Only 3 Dems voted in favor of immediate withdrawal from Iraq--a la Murtha's statement. Six voted the most cowardly way of all: Present. Over at SCO, Doug has a very good wrap-up of the resolution. [Read More]

Tracked on November 23, 2005 06:32 PM

Comments usual...well written.

Posted by: Deering at November 22, 2005 12:15 AM

Fascinating tirade against reason and rationality. I was especially impressed with your dismissal of the fact that the majority of Iraqis want us out now and that about half of all Iraqis think that suicide attacks on American troops are justified. Your ability to ignore reality when it contradicts your wishful thinking is truly impressive. Here's another troublesome point for you to chew on: it's not just the Iraqi populace calling for the withdrawal of our troops. The democratially elected Iraqi government is publicly making the same case. Does that mean republicans oppose or support the will of the Iraqi people?

Another point: 90% of the insurgents in Iraq are Iraqis. In case you don't get it, that means the vast majority of people you call "terrorists" are not foreign fighters trained by Al Qaeda. They are citizens who have taken arms against us as occupiers, infidels, and conquerers determined to take their oil. Like the VietCong, minus the oil part.

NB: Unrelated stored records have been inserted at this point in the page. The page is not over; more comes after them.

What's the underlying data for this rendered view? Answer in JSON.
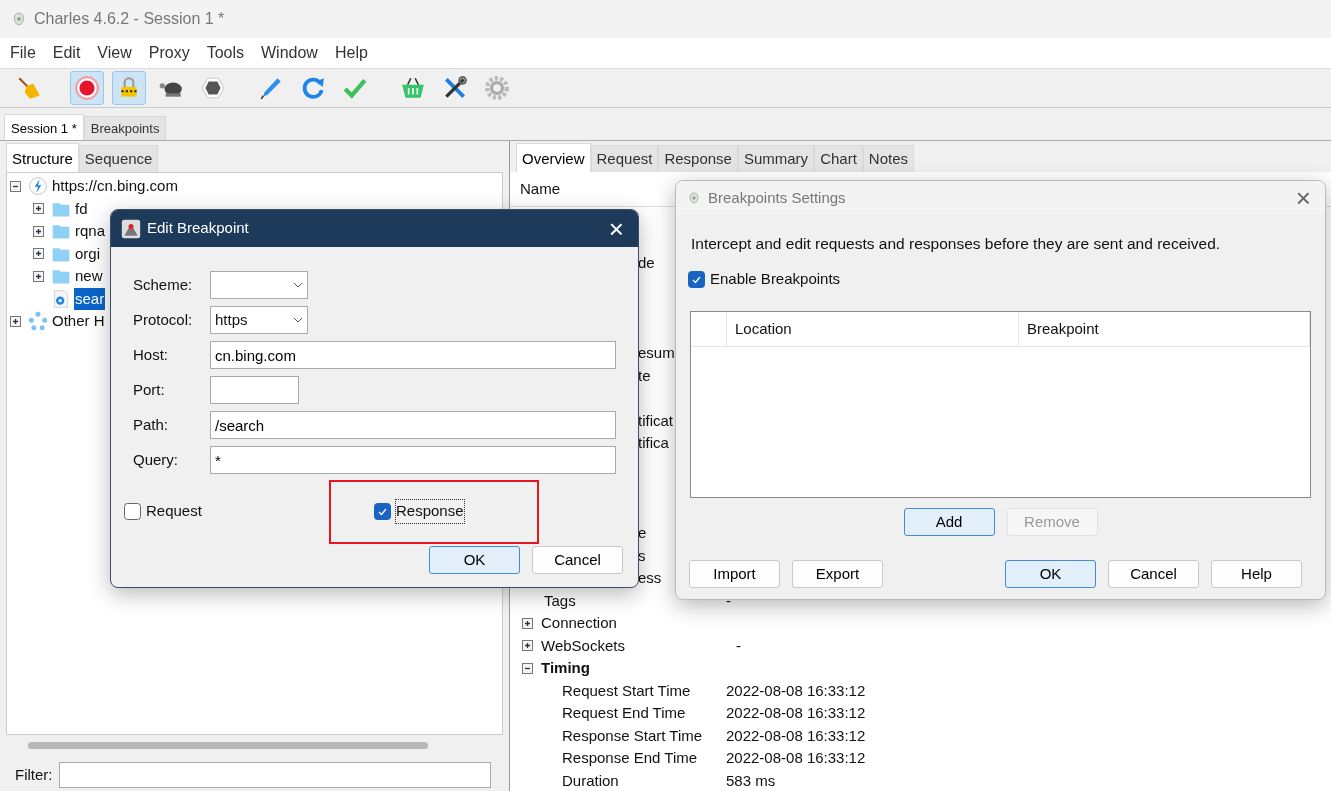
{
  "window": {
    "title": "Charles 4.6.2 - Session 1 *"
  },
  "menu": [
    "File",
    "Edit",
    "View",
    "Proxy",
    "Tools",
    "Window",
    "Help"
  ],
  "toolbar": [
    {
      "kind": "broom",
      "pressed": false
    },
    {
      "kind": "record",
      "pressed": true
    },
    {
      "kind": "lock",
      "pressed": true
    },
    {
      "kind": "turtle",
      "pressed": false
    },
    {
      "kind": "stop",
      "pressed": false
    },
    {
      "kind": "pen",
      "pressed": false
    },
    {
      "kind": "refresh",
      "pressed": false
    },
    {
      "kind": "check",
      "pressed": false
    },
    {
      "kind": "basket",
      "pressed": false
    },
    {
      "kind": "tools",
      "pressed": false
    },
    {
      "kind": "gear",
      "pressed": false
    }
  ],
  "session_tabs": [
    {
      "label": "Session 1 *",
      "selected": true
    },
    {
      "label": "Breakpoints",
      "selected": false
    }
  ],
  "left_tabs": [
    {
      "label": "Structure",
      "selected": true
    },
    {
      "label": "Sequence",
      "selected": false
    }
  ],
  "tree": [
    {
      "label": "https://cn.bing.com",
      "kind": "host",
      "expanded": true,
      "selected": false,
      "children": [
        {
          "label": "fd",
          "kind": "folder",
          "expanded": false,
          "selected": false
        },
        {
          "label": "rqna",
          "kind": "folder",
          "expanded": false,
          "selected": false
        },
        {
          "label": "orgi",
          "kind": "folder",
          "expanded": false,
          "selected": false
        },
        {
          "label": "new",
          "kind": "folder",
          "expanded": false,
          "selected": false
        },
        {
          "label": "sear",
          "kind": "file",
          "selected": true
        }
      ]
    },
    {
      "label": "Other H",
      "kind": "hosts",
      "expanded": false,
      "selected": false
    }
  ],
  "filter": {
    "label": "Filter:"
  },
  "right_tabs": [
    {
      "label": "Overview",
      "selected": true
    },
    {
      "label": "Request",
      "selected": false
    },
    {
      "label": "Response",
      "selected": false
    },
    {
      "label": "Summary",
      "selected": false
    },
    {
      "label": "Chart",
      "selected": false
    },
    {
      "label": "Notes",
      "selected": false
    }
  ],
  "overview": {
    "header": "Name",
    "rows": [
      {
        "kind": "covered",
        "label": "de"
      },
      {
        "kind": "covered",
        "label": "esum"
      },
      {
        "kind": "covered",
        "label": "te"
      },
      {
        "kind": "covered",
        "label": "tificat"
      },
      {
        "kind": "covered",
        "label": "tifica"
      },
      {
        "kind": "covered",
        "label": "e"
      },
      {
        "kind": "covered",
        "label": "s"
      },
      {
        "kind": "covered",
        "label": "ess"
      },
      {
        "kind": "field",
        "label": "Tags",
        "value": "-"
      },
      {
        "kind": "group",
        "label": "Connection",
        "expanded": false
      },
      {
        "kind": "group",
        "label": "WebSockets",
        "expanded": false,
        "value": "-"
      },
      {
        "kind": "group",
        "label": "Timing",
        "expanded": true,
        "children": [
          {
            "label": "Request Start Time",
            "value": "2022-08-08 16:33:12"
          },
          {
            "label": "Request End Time",
            "value": "2022-08-08 16:33:12"
          },
          {
            "label": "Response Start Time",
            "value": "2022-08-08 16:33:12"
          },
          {
            "label": "Response End Time",
            "value": "2022-08-08 16:33:12"
          },
          {
            "label": "Duration",
            "value": "583 ms"
          }
        ]
      }
    ]
  },
  "edit_dialog": {
    "title": "Edit Breakpoint",
    "close": "×",
    "fields": [
      {
        "label": "Scheme:",
        "kind": "select"
      },
      {
        "label": "Protocol:",
        "kind": "select",
        "value": "https"
      },
      {
        "label": "Host:",
        "kind": "text",
        "value": "cn.bing.com"
      },
      {
        "label": "Port:",
        "kind": "short"
      },
      {
        "label": "Path:",
        "kind": "text",
        "value": "/search"
      },
      {
        "label": "Query:",
        "kind": "text",
        "value": "*"
      }
    ],
    "checkboxes": [
      {
        "label": "Request",
        "checked": false,
        "highlighted": false
      },
      {
        "label": "Response",
        "checked": true,
        "highlighted": true
      }
    ],
    "buttons": [
      {
        "label": "OK",
        "default": true
      },
      {
        "label": "Cancel",
        "default": false
      }
    ]
  },
  "settings_dialog": {
    "title": "Breakpoints Settings",
    "close": "×",
    "description": "Intercept and edit requests and responses before they are sent and received.",
    "enable": {
      "label": "Enable Breakpoints",
      "checked": true
    },
    "columns": [
      "Location",
      "Breakpoint"
    ],
    "table_buttons": [
      {
        "label": "Add",
        "default": true,
        "disabled": false
      },
      {
        "label": "Remove",
        "default": false,
        "disabled": true
      }
    ],
    "left_buttons": [
      {
        "label": "Import",
        "default": false
      },
      {
        "label": "Export",
        "default": false
      }
    ],
    "buttons": [
      {
        "label": "OK",
        "default": true
      },
      {
        "label": "Cancel",
        "default": false
      },
      {
        "label": "Help",
        "default": false
      }
    ]
  }
}
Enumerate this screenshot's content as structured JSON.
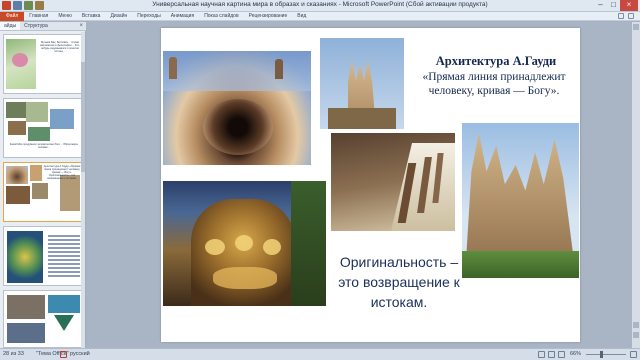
{
  "window": {
    "title": "Универсальная научная картина мира в образах и сказаниях - Microsoft PowerPoint (Сбой активации продукта)",
    "minimize": "–",
    "maximize": "□",
    "close": "×"
  },
  "ribbon": {
    "file_tab": "Файл",
    "tabs": [
      "Главная",
      "Меню",
      "Вставка",
      "Дизайн",
      "Переходы",
      "Анимация",
      "Показ слайдов",
      "Рецензирование",
      "Вид"
    ]
  },
  "left_pane": {
    "tab_slides": "айды",
    "tab_outline": "Структура",
    "close": "×",
    "thumbnails": [
      {
        "number": "",
        "text": "Музыка Бах, Бетховен… Сплав математики и философии… Кто-нибудь задумывался о понятии истины…"
      },
      {
        "number": "",
        "text": "Какой Мир придумали человеческие боги… Образ мира, человек…"
      },
      {
        "number": "",
        "text": "Архитектура А.Гауди «Прямая линия принадлежит человеку, кривая — Богу». Оригинальность – это возвращение к истокам."
      },
      {
        "number": "",
        "text": ""
      },
      {
        "number": "",
        "text": ""
      }
    ]
  },
  "slide": {
    "title": "Архитектура А.Гауди",
    "quote": "«Прямая линия принадлежит человеку, кривая — Богу».",
    "originality": "Оригинальность – это возвращение к истокам."
  },
  "status": {
    "slide_counter": "28 из 33",
    "theme": "\"Тема Office\"",
    "language": "русский",
    "zoom": "66%"
  },
  "colors": {
    "file_tab": "#c84a26",
    "slide_text": "#14284f",
    "thumb_active_border": "#e2a84a"
  }
}
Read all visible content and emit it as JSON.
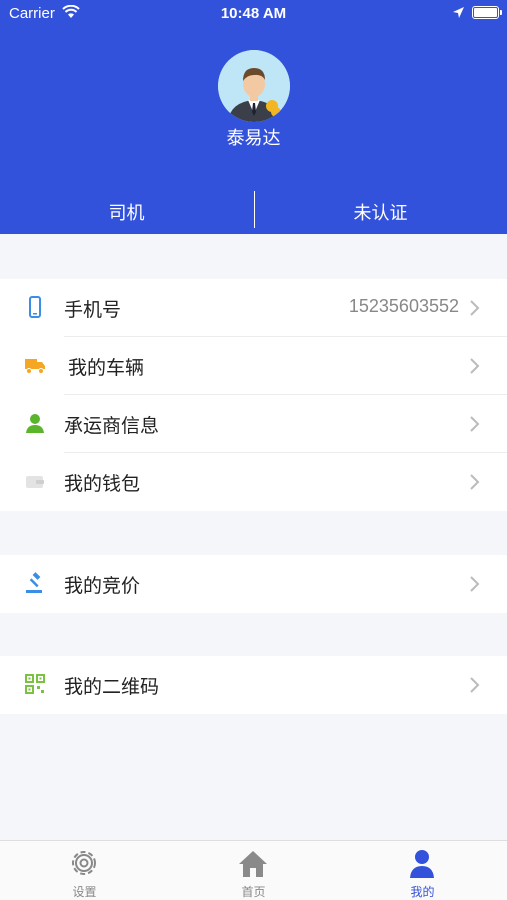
{
  "status_bar": {
    "carrier": "Carrier",
    "time": "10:48 AM"
  },
  "profile": {
    "name": "泰易达",
    "role": "司机",
    "certification": "未认证"
  },
  "groups": [
    [
      {
        "label": "手机号",
        "value": "15235603552",
        "icon": "phone-icon"
      },
      {
        "label": "我的车辆",
        "icon": "truck-icon"
      },
      {
        "label": "承运商信息",
        "icon": "person-icon"
      },
      {
        "label": "我的钱包",
        "icon": "wallet-icon"
      }
    ],
    [
      {
        "label": "我的竞价",
        "icon": "gavel-icon"
      }
    ],
    [
      {
        "label": "我的二维码",
        "icon": "qrcode-icon"
      }
    ]
  ],
  "tabbar": {
    "settings": "设置",
    "home": "首页",
    "mine": "我的"
  },
  "colors": {
    "header": "#3352db",
    "active_tab": "#3352db"
  }
}
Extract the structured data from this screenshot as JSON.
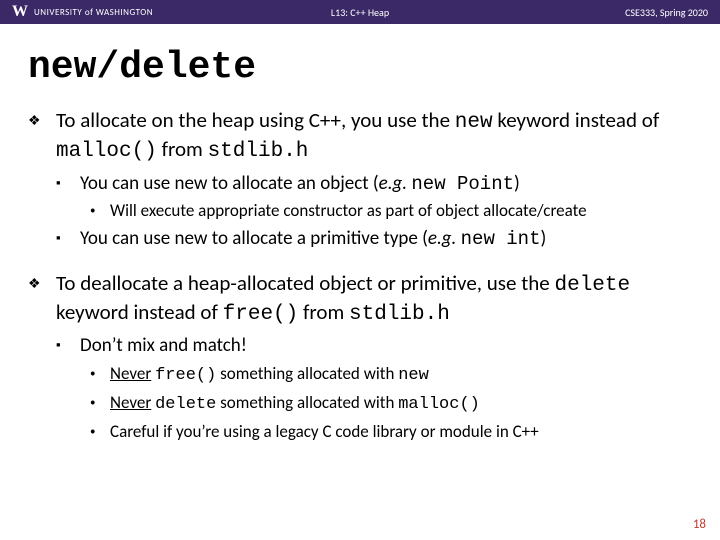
{
  "header": {
    "org": "UNIVERSITY of WASHINGTON",
    "lecture": "L13: C++ Heap",
    "course": "CSE333, Spring 2020"
  },
  "title": "new/delete",
  "b1": {
    "pre": "To allocate on the heap using C++, you use the ",
    "kw1": "new",
    "mid": " keyword instead of ",
    "kw2": "malloc()",
    "mid2": " from ",
    "kw3": "stdlib.h"
  },
  "b1s1": {
    "pre": "You can use new to allocate an object (",
    "eg": "e.g.",
    "sp": " ",
    "kw": "new Point",
    "post": ")"
  },
  "b1s1a": "Will execute appropriate constructor as part of object allocate/create",
  "b1s2": {
    "pre": "You can use new to allocate a primitive type (",
    "eg": "e.g.",
    "sp": " ",
    "kw": "new int",
    "post": ")"
  },
  "b2": {
    "pre": "To deallocate a heap-allocated object or primitive, use the ",
    "kw1": "delete",
    "mid": " keyword instead of ",
    "kw2": "free()",
    "mid2": " from ",
    "kw3": "stdlib.h"
  },
  "b2s1": "Don’t mix and match!",
  "b2s1a": {
    "u": "Never",
    "sp": " ",
    "kw": "free()",
    "mid": " something allocated with ",
    "kw2": "new"
  },
  "b2s1b": {
    "u": "Never",
    "sp": " ",
    "kw": "delete",
    "mid": " something allocated with ",
    "kw2": "malloc()"
  },
  "b2s1c": "Careful if you’re using a legacy C code library or module in C++",
  "page": "18"
}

Then there is your santimonious claim that Iraqis are better off now than under Saddam. Here is what most Iraqis have been experiencing during our occupation of their country: fewer jobs, less electricity, less running water, negligible security. Civil war is engulfing the country (a fact that isn't changing whether we stay or go). Just like Saddam, we incarcerated and tortured Iraqi citizens who were not guilty of terrorist activities. Just like Saddam, the democratically elected Iraqi government was discovered to be doing the same thing. Just like Saddam, we used chemical weapons (white phosphorous) against Iraqis. That's not progress.

And it's only going to get worse. The Iraqi army is no more capable of policing the country now than it was after the invasion. The Shiite theocracy that rises from the ashes of what once was Iraq and will effectively be thought of as greater Iran will be on your conscience. So will the thousands of terrorists that will have been actively trained in the Iraq war, as will the other young minds that must surely follow their hatred of the U.S. to terrorist recruitment camps.

So stop pointing the finger and engage your God-given conscience. If you can't do that, perhaps you could volunteer to fight in Iraq. Then instead of calling for the sacrifice of more poor kids who have few economic options in life other than military service, true believers like you could fight for these righteous causes in person. If people like you had done that in the first place, maybe it wouldn't have been necessary for the Bush administration to deceive the public about the need to go to war.

Posted by: jcpatriot at November 27, 2005 01:23 AM